he should take it seriously. you can then let him know if it worked, and move from there. i would imagine the first time will be very successful.
pulling out the horn the second time, watch the reaction - if the dog seems to be ok with it, then escalate????

and again, to the owner. "hey, i'm going to try to teach him not to chase me with a horn. i won't point it right at him" -
he is going to lose his dog if you report it is biting people off leash. nobody wins there.
Good call. That is what I am really worried about, I am a dog person. The last thing I want is for the dog to get hurt or killed. A close second is for me not to get bit/mauled.

I appreciate all feedback!
 
#18
I am interested in this as well, could the loud noise cause the dog to be more agitated by me? Creating a more dangerous situation?
Can't say for sure, but I doubt it. Almost positive my dog would bolt if I blasted him with an air horn. I'd think you'd throw it off at least temporarily. Light pepper spray or a face full of bitter apple spray may work also.

Guy is just asking for trouble letting the dog get that far out. I never get on the trail without a training collar and backup leash at a minimum. All it takes is one unprepared moment, and the dog may take off after a deer instead of you. I feel for the dog, but at this point your hand has been forced.
 

Glenn Rides After 4 PM CST

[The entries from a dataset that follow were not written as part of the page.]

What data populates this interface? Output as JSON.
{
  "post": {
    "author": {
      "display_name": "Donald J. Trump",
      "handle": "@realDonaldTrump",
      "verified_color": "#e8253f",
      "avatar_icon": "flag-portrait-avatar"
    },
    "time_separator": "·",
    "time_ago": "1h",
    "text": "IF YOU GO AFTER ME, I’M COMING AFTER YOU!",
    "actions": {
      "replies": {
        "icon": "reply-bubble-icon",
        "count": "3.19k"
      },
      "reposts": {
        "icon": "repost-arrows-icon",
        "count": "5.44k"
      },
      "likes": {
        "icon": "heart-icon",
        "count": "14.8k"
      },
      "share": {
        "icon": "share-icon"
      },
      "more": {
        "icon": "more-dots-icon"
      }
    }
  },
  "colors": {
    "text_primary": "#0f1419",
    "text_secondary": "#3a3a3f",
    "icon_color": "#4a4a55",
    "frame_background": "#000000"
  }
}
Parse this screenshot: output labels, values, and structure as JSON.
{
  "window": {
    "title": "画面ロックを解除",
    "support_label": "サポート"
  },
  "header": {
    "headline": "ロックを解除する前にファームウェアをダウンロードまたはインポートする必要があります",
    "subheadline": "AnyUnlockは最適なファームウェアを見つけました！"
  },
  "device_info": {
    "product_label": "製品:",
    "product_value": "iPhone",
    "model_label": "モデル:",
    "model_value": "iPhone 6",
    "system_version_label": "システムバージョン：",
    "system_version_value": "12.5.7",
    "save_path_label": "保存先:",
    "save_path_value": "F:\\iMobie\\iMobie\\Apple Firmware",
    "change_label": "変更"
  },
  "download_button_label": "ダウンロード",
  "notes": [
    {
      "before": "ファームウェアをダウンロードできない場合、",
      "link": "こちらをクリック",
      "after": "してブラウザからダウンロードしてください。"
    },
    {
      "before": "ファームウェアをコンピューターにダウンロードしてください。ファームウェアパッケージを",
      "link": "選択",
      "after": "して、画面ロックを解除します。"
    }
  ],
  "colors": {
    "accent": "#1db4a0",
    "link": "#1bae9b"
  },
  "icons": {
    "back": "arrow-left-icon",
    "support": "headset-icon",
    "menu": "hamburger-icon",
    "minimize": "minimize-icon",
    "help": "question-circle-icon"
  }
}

Bass Boat Hat
Team MTBNJ Halter's
#19
I would definitely report the incident.
I don't trust any dog including my own around other people and other dogs.
Mine was bit by another dog at a training class and absolutely hates other dogs now.

I had a incident last fall when a unleashed dog in my neighborhood approached me and my dog. The owner was standing at his front door calling it and the dog never even turned its head when the owner called it.
Dog was jumping all over us,I kicked that fucker in its head and it finally left us alone.
Most of the time it's the owners fault dogs a stupid.
 

mattybfat

The White Shadow
Team MTBNJ Halter's
#20
Every dog encounter I ever had was settled by just a plain water bottle. Stops them in their tracks by a good hard squirt. I had 2 pits every time on a regular route that gave up the chase after a dowsing. If you see the dog grab your bottle. Try this first before heavy measures and obviously inform park or town cops if seen.